Tex's dental procedure

Tex is a 4 year old domestic short hair cat who visited us for his booster vaccinations. During a routine physical examination, Tex was noted to have inflamed gums (gingivitis) and plaque on his teeth. If left untreated, Tex's dental disease would only worsen and he would eventually develop cavities in the teeth, gingival recession, and loss of teeth. A painful situation to be in!

Tex was booked in for a day procedure to have his teeth thoroughly assessed, cleaned and polished (a dental). Unlike humans who are mostly happy to sit in the dentist chair and open their mouth wide, pets need to be fully anaethetised for dental procedures.

On the day of the procedure, Tex was admitted first thing in the morning after an overnight fast from food and his health assessed to proceed with the dental. It is recommend that all pets have a pre-anaesthetic blood test to check the function of the major organs like the liver and kidney, whose job is to rid the body of drugs and medications. It also identifies abnormalities in blood cells which may affect the ability to carry oxygen, fight infection and clot blood at surgical sites. Once Tex was settled in hospital, a small sample of his blood was taken from his jugular (neck) vein and processed in our laboratory in the clinic.

The blood tests were found to be normal and Tex was judged to be a good candidate for anaesthesia and dentistry. If his results were abnormal, however, our veterinarian may have chosen to alter his anaesthetic or even postpone treatment until his problems were addressed.

A sedative was given to relax Tex and then his anaesthetic agent was administered via his intravenous line previously placed in his foreleg vein. Now that Tex was relaxed and under anaesthetic, the veterinarian inserted an endotracheal tube into his trachea. This then provided a clear airway so that anaesthetic gas and oxygen can be delivered safely. While under anaesthetic we monitored Tex's respiratory rate, heart rate, oxygen levels, blood pressure and temperature via specialised equipment.

The first part of the procedure was to scale and clean Tex's teeth. An ultrasonic scaler was used to separate the plaque from the teeth with high frequency vibrations. Any large deposits of plaque need to be manually removed before the ultrasonic scaler is used. Then each individual tooth was closely assessed for health with specialised dental equipement which probed around the gum line and ensured there were no pocketting or enamel deficits. If required, teeth could be extracted at this point.

The cleaning of Tex's teeth was followed by the use of a high speed polishing tool which is specifically designed to flare in a bell shape so that all parts of the teeth could be reached with the special animal toothpaste.

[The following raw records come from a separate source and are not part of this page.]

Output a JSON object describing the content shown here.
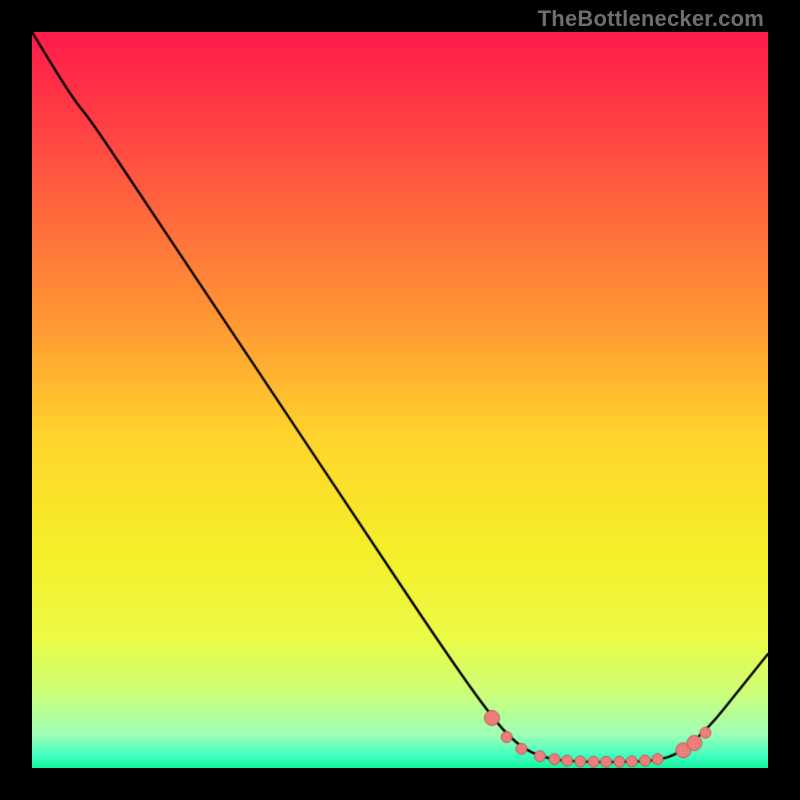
{
  "watermark_text": "TheBottlenecker.com",
  "chart_data": {
    "type": "line",
    "title": "",
    "xlabel": "",
    "ylabel": "",
    "xlim": [
      0,
      100
    ],
    "ylim": [
      0,
      100
    ],
    "background_gradient": {
      "stops": [
        {
          "offset": 0.0,
          "color": "#ff1b4b"
        },
        {
          "offset": 0.12,
          "color": "#ff3e44"
        },
        {
          "offset": 0.25,
          "color": "#ff6a3c"
        },
        {
          "offset": 0.4,
          "color": "#ff9a33"
        },
        {
          "offset": 0.55,
          "color": "#ffd52c"
        },
        {
          "offset": 0.7,
          "color": "#f5ef2a"
        },
        {
          "offset": 0.82,
          "color": "#ecfb45"
        },
        {
          "offset": 0.9,
          "color": "#cdff7a"
        },
        {
          "offset": 0.955,
          "color": "#9dffb7"
        },
        {
          "offset": 0.985,
          "color": "#3dffc0"
        },
        {
          "offset": 1.0,
          "color": "#13f59b"
        }
      ]
    },
    "series": [
      {
        "name": "bottleneck-curve",
        "stroke": "#000000",
        "stroke_width": 2.4,
        "points": [
          {
            "x": 0.0,
            "y": 100.0
          },
          {
            "x": 5.5,
            "y": 91.0
          },
          {
            "x": 8.0,
            "y": 88.0
          },
          {
            "x": 15.0,
            "y": 77.5
          },
          {
            "x": 25.0,
            "y": 62.5
          },
          {
            "x": 35.0,
            "y": 47.5
          },
          {
            "x": 45.0,
            "y": 32.5
          },
          {
            "x": 55.0,
            "y": 17.5
          },
          {
            "x": 62.0,
            "y": 7.5
          },
          {
            "x": 66.0,
            "y": 3.0
          },
          {
            "x": 70.0,
            "y": 1.2
          },
          {
            "x": 75.0,
            "y": 0.8
          },
          {
            "x": 80.0,
            "y": 0.8
          },
          {
            "x": 85.0,
            "y": 1.0
          },
          {
            "x": 88.0,
            "y": 2.0
          },
          {
            "x": 92.0,
            "y": 5.5
          },
          {
            "x": 96.0,
            "y": 10.5
          },
          {
            "x": 100.0,
            "y": 15.5
          }
        ]
      }
    ],
    "markers": {
      "color": "#ef7d7a",
      "outline": "#b95a58",
      "radius_small": 5.5,
      "radius_large": 7.5,
      "points": [
        {
          "x": 62.5,
          "y": 6.8,
          "r": "large"
        },
        {
          "x": 64.5,
          "y": 4.2,
          "r": "small"
        },
        {
          "x": 66.5,
          "y": 2.6,
          "r": "small"
        },
        {
          "x": 69.0,
          "y": 1.6,
          "r": "small"
        },
        {
          "x": 71.0,
          "y": 1.2,
          "r": "small"
        },
        {
          "x": 72.7,
          "y": 1.0,
          "r": "small"
        },
        {
          "x": 74.5,
          "y": 0.9,
          "r": "small"
        },
        {
          "x": 76.3,
          "y": 0.85,
          "r": "small"
        },
        {
          "x": 78.0,
          "y": 0.85,
          "r": "small"
        },
        {
          "x": 79.8,
          "y": 0.85,
          "r": "small"
        },
        {
          "x": 81.5,
          "y": 0.9,
          "r": "small"
        },
        {
          "x": 83.3,
          "y": 1.0,
          "r": "small"
        },
        {
          "x": 85.0,
          "y": 1.2,
          "r": "small"
        },
        {
          "x": 88.5,
          "y": 2.4,
          "r": "large"
        },
        {
          "x": 90.0,
          "y": 3.4,
          "r": "large"
        },
        {
          "x": 91.5,
          "y": 4.8,
          "r": "small"
        }
      ]
    }
  }
}
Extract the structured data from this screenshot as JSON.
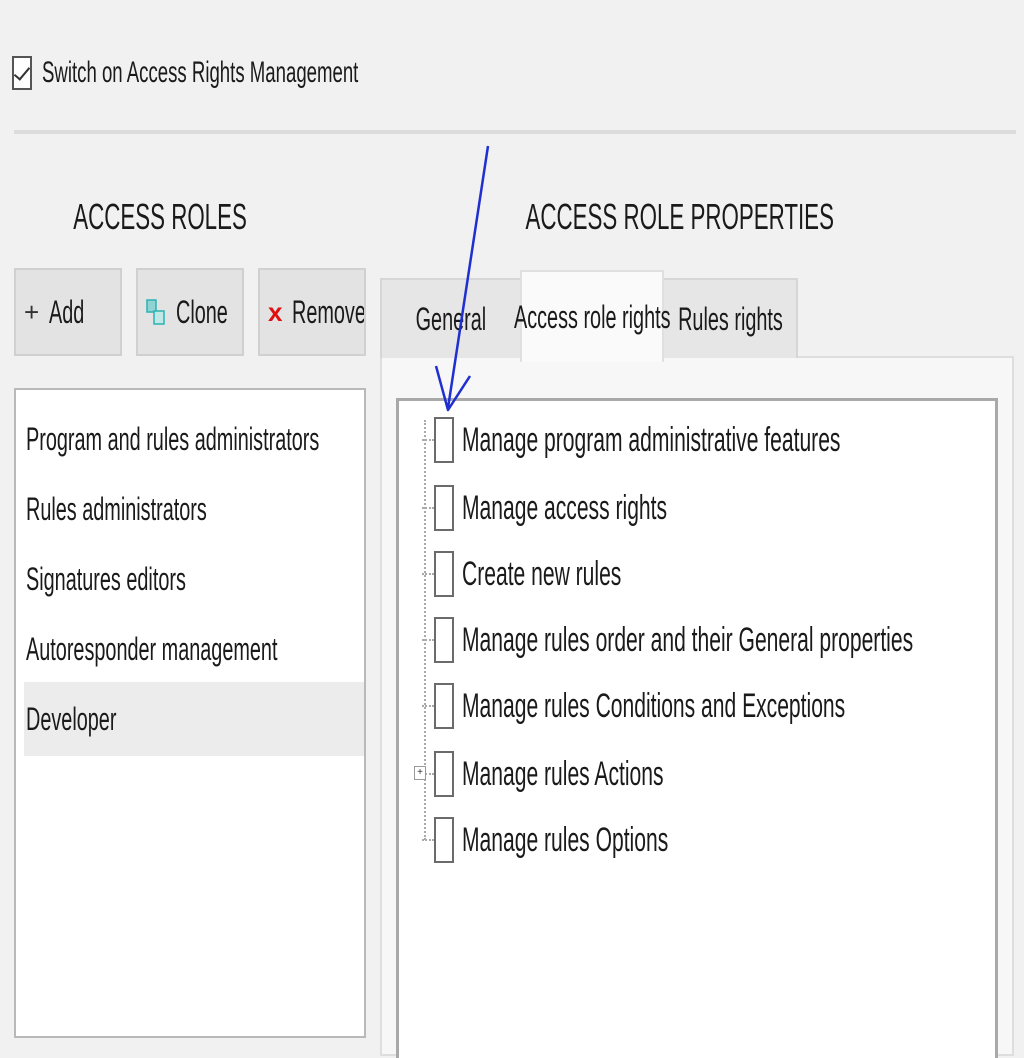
{
  "master_switch": {
    "label": "Switch on Access Rights Management",
    "checked": true
  },
  "roles_panel": {
    "title": "ACCESS ROLES",
    "buttons": {
      "add": "Add",
      "clone": "Clone",
      "remove": "Remove"
    },
    "items": [
      {
        "label": "Program and rules administrators",
        "selected": false
      },
      {
        "label": "Rules administrators",
        "selected": false
      },
      {
        "label": "Signatures editors",
        "selected": false
      },
      {
        "label": "Autoresponder management",
        "selected": false
      },
      {
        "label": "Developer",
        "selected": true
      }
    ]
  },
  "properties_panel": {
    "title": "ACCESS ROLE PROPERTIES",
    "tabs": [
      {
        "label": "General",
        "active": false
      },
      {
        "label": "Access role rights",
        "active": true
      },
      {
        "label": "Rules rights",
        "active": false
      }
    ],
    "rights": [
      {
        "label": "Manage program administrative features",
        "checked": false,
        "expandable": false
      },
      {
        "label": "Manage access rights",
        "checked": false,
        "expandable": false
      },
      {
        "label": "Create new rules",
        "checked": false,
        "expandable": false
      },
      {
        "label": "Manage rules order and their General properties",
        "checked": false,
        "expandable": false
      },
      {
        "label": "Manage rules Conditions and Exceptions",
        "checked": false,
        "expandable": false
      },
      {
        "label": "Manage rules Actions",
        "checked": false,
        "expandable": true
      },
      {
        "label": "Manage rules Options",
        "checked": false,
        "expandable": false
      }
    ]
  },
  "annotation": {
    "type": "arrow",
    "color": "#1f2fd0"
  },
  "colors": {
    "accent_remove": "#dd1111",
    "clone_icon": "#2bb3b1"
  }
}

Once Tex's dental procedure was finished, he was awakened slowly from his anaesthetic in a warm and cosy hospital bed. The endotracheal tube was left in until we were satisfied Tex could protect his own airway and he was frequently checked on throughout the course of the afternoon. Once he had recovered from the anaesthetic and the veterinarian had checked him over, Tex was free to go home. His parents were given strict instructions on anaesthetic and dental home care so his teeth remains sparkly and his breath fresh.